— An Asiatic cholera epidemic in 1892 caused President Benjamin Harrison to place a mandatory 20-day quarantine on any vessel that was carrying immigrants.
— The bubonic plague death of the Chinese owner of lumberyard in 1900 led to the City of San Francisco rope off 15 blocks of Chinatown that led to the closure of many businesses.
— A polio outbreak in 1916 caused New York to take children away from their parents and place them in quarantine.
— During World War I, the US incarcerated 30,000 prostitutes to prevent the spread of venereal disease.
— During the 1980s, Ronald Reagan banned people with HIV/AIDS from immigrating into the US. The ban remained in place until it was removed by President Obama.
In retrospect, some of these measures appear to be overkill but at the time they were prudent given the known facts. For example, when President Reagan banned immigrants with AIDS, scientists didn’t know exactly how the disease was communicated. Since HIV was detected in saliva, there were fears that casual contact, such as kissing, could spread the disease. Later, it became clear that HIV is mostly spread through sex and the sharing of needles.
On the other hand, there is no question that some of these quarantines saved lives. This is especially the case with the cholera epidemics. The point is that when it came to saving the lives of Americans, the government used to act in favor of saving lives even when it meant seriously inconveniencing a smaller group.
Is political correctness preventing the US from taking adequate measures?
From recent epidemics, it has become clear that the US government is now taking a different approach.
Starting in 2013, West Africa saw the largest outbreak of the deadly Ebola virus on record. The outbreak started in Guinea and quickly spread to neighboring Sierra Leone and Liberia. The World Health Organization stated:
The Ebola epidemic ravaging parts of West Africa is the most severe acute public health emergency seen in modern times. Never before in recorded history has a biosafety level 4 pathogen infected so many people so quickly, over such a broad geographical area, for so long.
In response, the governments of several African nations banned all travel from the infected countries. After all, epidemic was still limited to those three countries and was still containable through travel bans. Yet the US government steadfastly refused to take any measures to prevent Ebola from entering the US.

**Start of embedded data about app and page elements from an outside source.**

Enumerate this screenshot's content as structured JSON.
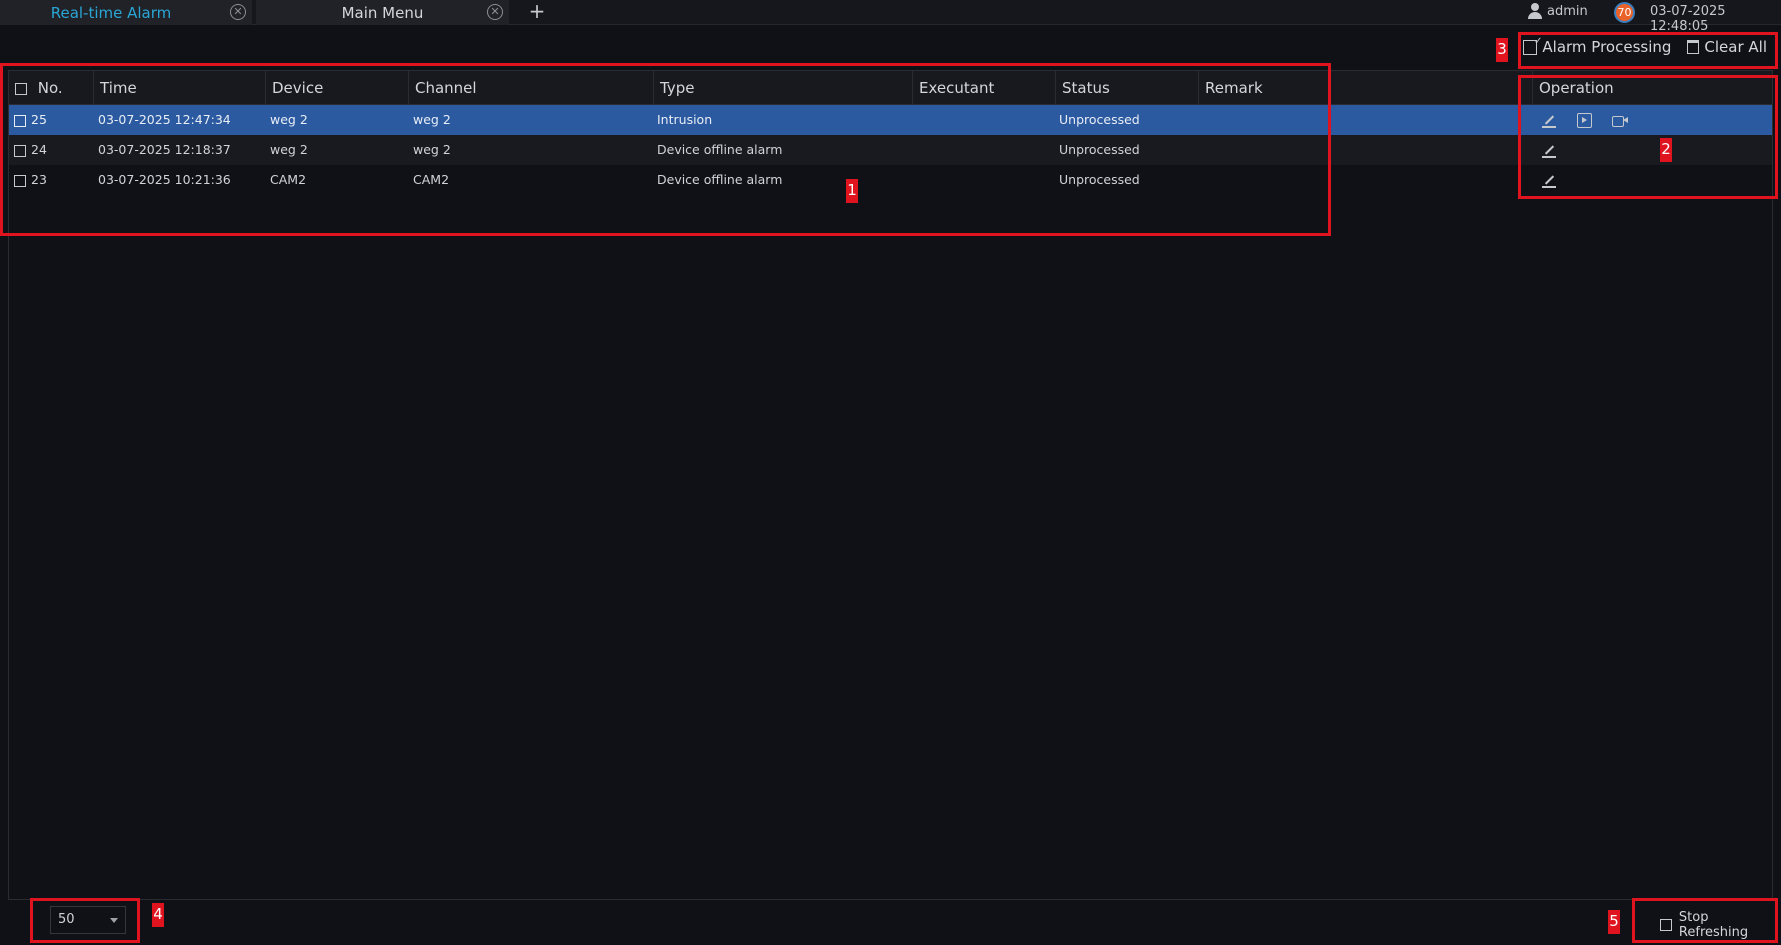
{
  "tabs": [
    {
      "label": "Real-time Alarm"
    },
    {
      "label": "Main Menu"
    }
  ],
  "tab_add_label": "+",
  "tab_close_glyph": "✕",
  "user": {
    "name": "admin"
  },
  "notification_count": "70",
  "datetime": "03-07-2025 12:48:05",
  "toolbar": {
    "alarm_processing": "Alarm Processing",
    "clear_all": "Clear All"
  },
  "table": {
    "headers": {
      "no": "No.",
      "time": "Time",
      "device": "Device",
      "channel": "Channel",
      "type": "Type",
      "executant": "Executant",
      "status": "Status",
      "remark": "Remark",
      "operation": "Operation"
    },
    "rows": [
      {
        "no": "25",
        "time": "03-07-2025 12:47:34",
        "device": "weg 2",
        "channel": "weg 2",
        "type": "Intrusion",
        "executant": "",
        "status": "Unprocessed",
        "remark": "",
        "operations": [
          "edit-icon",
          "playback-icon",
          "live-video-icon"
        ],
        "selected": true
      },
      {
        "no": "24",
        "time": "03-07-2025 12:18:37",
        "device": "weg 2",
        "channel": "weg 2",
        "type": "Device offline alarm",
        "executant": "",
        "status": "Unprocessed",
        "remark": "",
        "operations": [
          "edit-icon"
        ],
        "selected": false
      },
      {
        "no": "23",
        "time": "03-07-2025 10:21:36",
        "device": "CAM2",
        "channel": "CAM2",
        "type": "Device offline alarm",
        "executant": "",
        "status": "Unprocessed",
        "remark": "",
        "operations": [
          "edit-icon"
        ],
        "selected": false
      }
    ]
  },
  "footer": {
    "page_size": "50",
    "stop_refreshing": "Stop Refreshing"
  },
  "annotations": [
    "1",
    "2",
    "3",
    "4",
    "5"
  ],
  "colors": {
    "accent_tab": "#2aa6d6",
    "selected_row": "#2c5aa0",
    "annotation": "#e0141f",
    "badge": "#e9622a"
  }
}
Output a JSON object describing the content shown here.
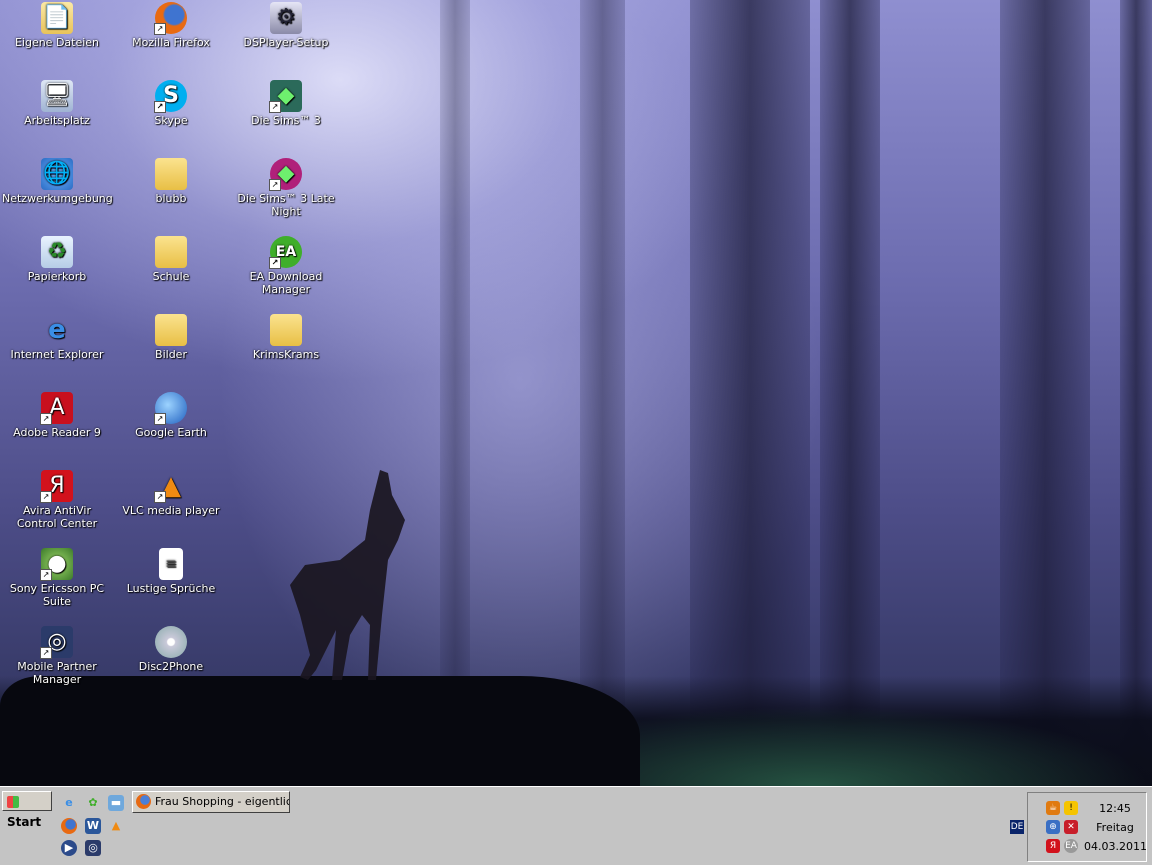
{
  "desktop": {
    "icons": [
      {
        "label": "Eigene Dateien",
        "icon": "folder-documents-icon",
        "shortcut": false
      },
      {
        "label": "Arbeitsplatz",
        "icon": "computer-icon",
        "shortcut": false
      },
      {
        "label": "Netzwerkumgebung",
        "icon": "network-icon",
        "shortcut": false
      },
      {
        "label": "Papierkorb",
        "icon": "recycle-bin-icon",
        "shortcut": false
      },
      {
        "label": "Internet Explorer",
        "icon": "internet-explorer-icon",
        "shortcut": false
      },
      {
        "label": "Adobe Reader 9",
        "icon": "adobe-reader-icon",
        "shortcut": true
      },
      {
        "label": "Avira AntiVir Control Center",
        "icon": "avira-icon",
        "shortcut": true
      },
      {
        "label": "Sony Ericsson PC Suite",
        "icon": "sony-ericsson-icon",
        "shortcut": true
      },
      {
        "label": "Mobile Partner Manager",
        "icon": "mobile-partner-icon",
        "shortcut": true
      },
      {
        "label": "Mozilla Firefox",
        "icon": "firefox-icon",
        "shortcut": true
      },
      {
        "label": "Skype",
        "icon": "skype-icon",
        "shortcut": true
      },
      {
        "label": "blubb",
        "icon": "folder-icon",
        "shortcut": false
      },
      {
        "label": "Schule",
        "icon": "folder-icon",
        "shortcut": false
      },
      {
        "label": "Bilder",
        "icon": "folder-icon",
        "shortcut": false
      },
      {
        "label": "Google Earth",
        "icon": "google-earth-icon",
        "shortcut": true
      },
      {
        "label": "VLC media player",
        "icon": "vlc-icon",
        "shortcut": true
      },
      {
        "label": "Lustige Sprüche",
        "icon": "text-document-icon",
        "shortcut": false
      },
      {
        "label": "Disc2Phone",
        "icon": "disc2phone-icon",
        "shortcut": false
      },
      {
        "label": "DSPlayer-Setup",
        "icon": "setup-icon",
        "shortcut": false
      },
      {
        "label": "Die Sims™ 3",
        "icon": "sims3-icon",
        "shortcut": true
      },
      {
        "label": "Die Sims™ 3 Late Night",
        "icon": "sims3-late-night-icon",
        "shortcut": true
      },
      {
        "label": "EA Download Manager",
        "icon": "ea-icon",
        "shortcut": true
      },
      {
        "label": "KrimsKrams",
        "icon": "folder-icon",
        "shortcut": false
      }
    ]
  },
  "taskbar": {
    "start_label": "Start",
    "quick_launch": [
      "internet-explorer-icon",
      "icq-icon",
      "show-desktop-icon",
      "firefox-icon",
      "word-icon",
      "vlc-icon",
      "media-player-icon",
      "network-globe-icon"
    ],
    "task_buttons": [
      {
        "label": "Frau Shopping - eigentlic...",
        "icon": "firefox-icon"
      }
    ],
    "language": "DE",
    "tray_expand": "«",
    "clock": {
      "time": "12:45",
      "day": "Freitag",
      "date": "04.03.2011"
    }
  },
  "colors": {
    "taskbar": "#c4c4c4",
    "folder": "#f2d36b",
    "desktop_sky": "#8f8fd0"
  }
}
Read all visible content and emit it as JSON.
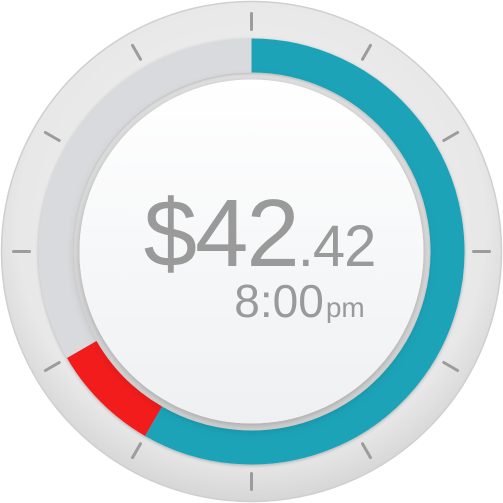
{
  "display": {
    "amount_main": "$42",
    "amount_cents": ".42",
    "time": "8:00",
    "time_suffix": "pm"
  },
  "dial": {
    "tick_count": 12,
    "segments": [
      {
        "name": "blue",
        "color": "#1ea3b8",
        "start_fraction": 0.0,
        "end_fraction": 0.5833
      },
      {
        "name": "red",
        "color": "#f21a1a",
        "start_fraction": 0.5833,
        "end_fraction": 0.6667
      }
    ],
    "track_color": "#d8dadd",
    "bezel_color": "#e6e6e6",
    "tick_color": "#9c9c9c"
  }
}
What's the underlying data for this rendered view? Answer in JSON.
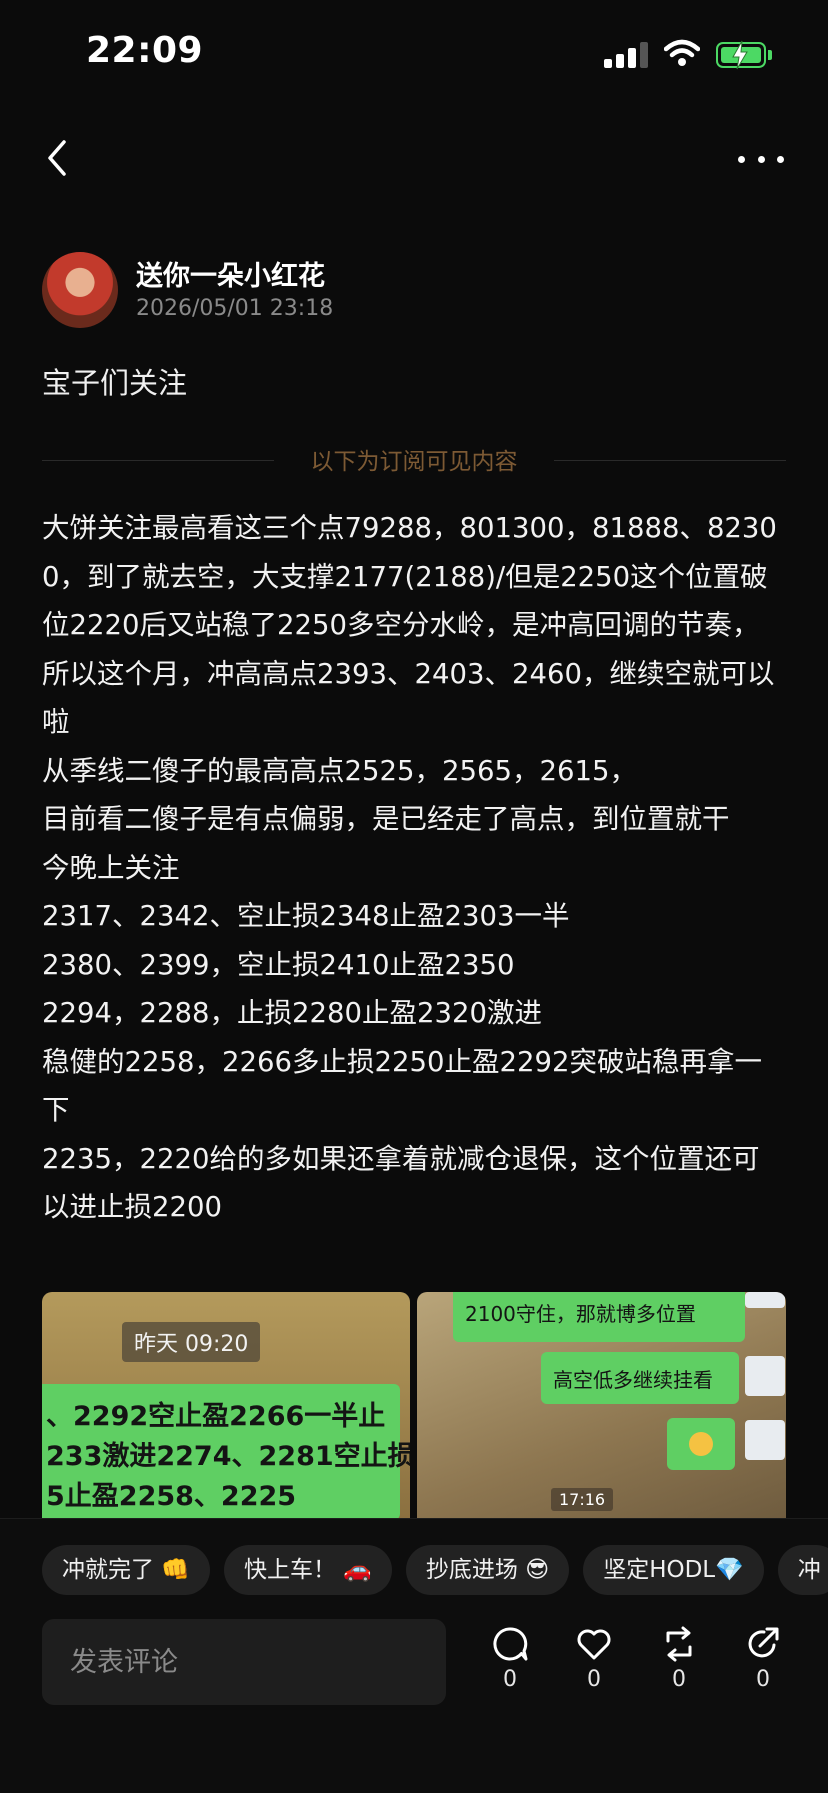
{
  "status_bar": {
    "time": "22:09"
  },
  "author": {
    "name": "送你一朵小红花",
    "timestamp": "2026/05/01 23:18"
  },
  "post": {
    "intro": "宝子们关注",
    "subscribe_divider": "以下为订阅可见内容",
    "lines": [
      "大饼关注最高看这三个点79288，801300，81888、82300，到了就去空，大支撑2177(2188)/但是2250这个位置破位2220后又站稳了2250多空分水岭，是冲高回调的节奏，所以这个月，冲高高点2393、2403、2460，继续空就可以啦",
      "从季线二傻子的最高高点2525，2565，2615，",
      "目前看二傻子是有点偏弱，是已经走了高点，到位置就干",
      "今晚上关注",
      "2317、2342、空止损2348止盈2303一半",
      "2380、2399，空止损2410止盈2350",
      "2294，2288，止损2280止盈2320激进",
      "稳健的2258，2266多止损2250止盈2292突破站稳再拿一下",
      "2235，2220给的多如果还拿着就减仓退保，这个位置还可以进止损2200"
    ]
  },
  "images": {
    "img1": {
      "timestamp": "昨天 09:20",
      "line1": "、2292空止盈2266一半止",
      "line2": "233激进2274、2281空止损",
      "line3": "5止盈2258、2225"
    },
    "img2": {
      "bubble1": "2100守住，那就博多位置",
      "bubble2": "高空低多继续挂看",
      "time": "17:16"
    }
  },
  "reactions": [
    "冲就完了 👊",
    "快上车！ 🚗",
    "抄底进场 😎",
    "坚定HODL💎",
    "冲"
  ],
  "comment": {
    "placeholder": "发表评论"
  },
  "actions": {
    "comments": "0",
    "likes": "0",
    "reposts": "0",
    "shares": "0"
  }
}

When CDC director Dr. Thomas Frieden was asked why the US did not impose a travel ban, he said that a travel ban would have prevented the infected areas from receiving medical help. But surely the government could have exempted medical personal from the ban. Several other health experts hinted that the real reason for refusing to impose a travel ban was political correctness: it would have made the people of those West African nations feel bad.
In hindsight, Frieden’s gamble paid off. Although some infected Ebola patients did make their way to the US, the disease never spread beyond a handful of people. But it could have just as easily have gone the other way. One has to wonder if it was worth endangering thousands of Americans just so that the people of Sierra Leone could have higher self-esteem.
If you have any doubts that the US is letting political expediency dictate our policy when it comes to dealing with infectious disease, check out Jonathan Katz’s article on the Haiti cholera outbreak, which has killed almost 10,000 people. Katz alleges that the CDC knew all along that the source of the cholera came from a UN peacekeeping force from Nepal that was defecating in Haiti’s main river, but that they covered it up because it cast the United Nations in a bad light.
In the end, it may not just be political correctness that is driving US policy. It may be that our ruling elite are so committed to the agenda of creating “diversity” in the US and Europe that not even the prospect of a pandemic will be allowed to slow it down. In fact, the elite may even welcome a pandemic as lowering the earth’s carbon footprint—as long as it does not include them, of course.